Minnesota, famously, has just rejected a proposed constitutional amendment which would have barred same-sex marriage. The battle raged for a year, with Christians on both sides. The Catholic diocese was a primary proponent of the amendment, but many Catholics posted “Another Catholic Voting No” signs on their lawn. Episcopalians, Lutherans, and Methodists were also found on both sides of the battle, in leadership roles and at phone banks. Rarely did the discussion of the amendment stray too far from a discussion of faith issues, because it was faith that drove so many to either reject same-sex marriage or move to embrace it as a part of our larger community.
There were bruises and scars, of course, within congregations, families, and neighbors. To some, on both sides, it was a deeply personal fight.
Now, though, it is done. The amendment failed. Though my side won, the divisions created trouble me. As an Episcopalian working within a Catholic law school, I saw the pain of those on both sides.
Remember the Dangerous Animals
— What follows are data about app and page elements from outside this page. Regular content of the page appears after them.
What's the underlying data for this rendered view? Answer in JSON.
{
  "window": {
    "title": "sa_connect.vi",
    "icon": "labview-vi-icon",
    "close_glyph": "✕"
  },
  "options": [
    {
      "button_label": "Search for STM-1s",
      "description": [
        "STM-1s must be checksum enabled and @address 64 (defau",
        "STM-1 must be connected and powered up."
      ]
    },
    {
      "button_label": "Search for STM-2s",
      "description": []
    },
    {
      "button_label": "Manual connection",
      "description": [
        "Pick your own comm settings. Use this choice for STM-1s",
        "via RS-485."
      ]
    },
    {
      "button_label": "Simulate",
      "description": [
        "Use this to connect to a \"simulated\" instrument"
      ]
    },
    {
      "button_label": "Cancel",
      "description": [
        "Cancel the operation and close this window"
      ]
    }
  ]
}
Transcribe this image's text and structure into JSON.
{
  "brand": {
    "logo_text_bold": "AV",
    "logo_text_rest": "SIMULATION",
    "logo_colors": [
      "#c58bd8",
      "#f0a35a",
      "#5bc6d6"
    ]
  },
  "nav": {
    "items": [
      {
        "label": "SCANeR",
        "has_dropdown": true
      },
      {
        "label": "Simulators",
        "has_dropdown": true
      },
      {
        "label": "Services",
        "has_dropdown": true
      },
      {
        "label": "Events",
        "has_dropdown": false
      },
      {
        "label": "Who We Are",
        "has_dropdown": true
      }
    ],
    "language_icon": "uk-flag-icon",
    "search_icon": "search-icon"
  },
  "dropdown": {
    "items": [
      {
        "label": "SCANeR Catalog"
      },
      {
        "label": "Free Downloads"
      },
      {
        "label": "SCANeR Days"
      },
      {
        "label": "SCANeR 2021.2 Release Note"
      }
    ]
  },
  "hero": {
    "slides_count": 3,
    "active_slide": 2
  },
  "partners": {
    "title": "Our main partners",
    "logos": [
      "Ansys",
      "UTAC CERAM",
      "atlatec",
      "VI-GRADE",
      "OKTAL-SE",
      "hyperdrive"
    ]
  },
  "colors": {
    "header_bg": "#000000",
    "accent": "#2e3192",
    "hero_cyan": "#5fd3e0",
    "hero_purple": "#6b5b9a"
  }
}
This week, thousands of churches will host a “blessing of the animals” to coincide (more or less) with the Feast of St. Francis of Assisi. I’ve been to several of these, and what I remember best is a lot of barking, bored cats, and uninspired sermons. Most commonly, the sermon follows something like this trajectory: “My Mom/Grandmother/Elderly Friend has sweet little dog. She loves the dog very much. The dog loves her. That dog is the presence of God in her life.” This is followed by a round of not-completely-affirming barks and mews.
The problem is not that this all isn’t true — I’m sure that it is, including the last part. The problem is that it does too little to recognize the complex power of animals in God’s creation, or even in the life of St. Francis. The Saint, after all, engaged the dangerous animals, too, and most famously blessed a wolf.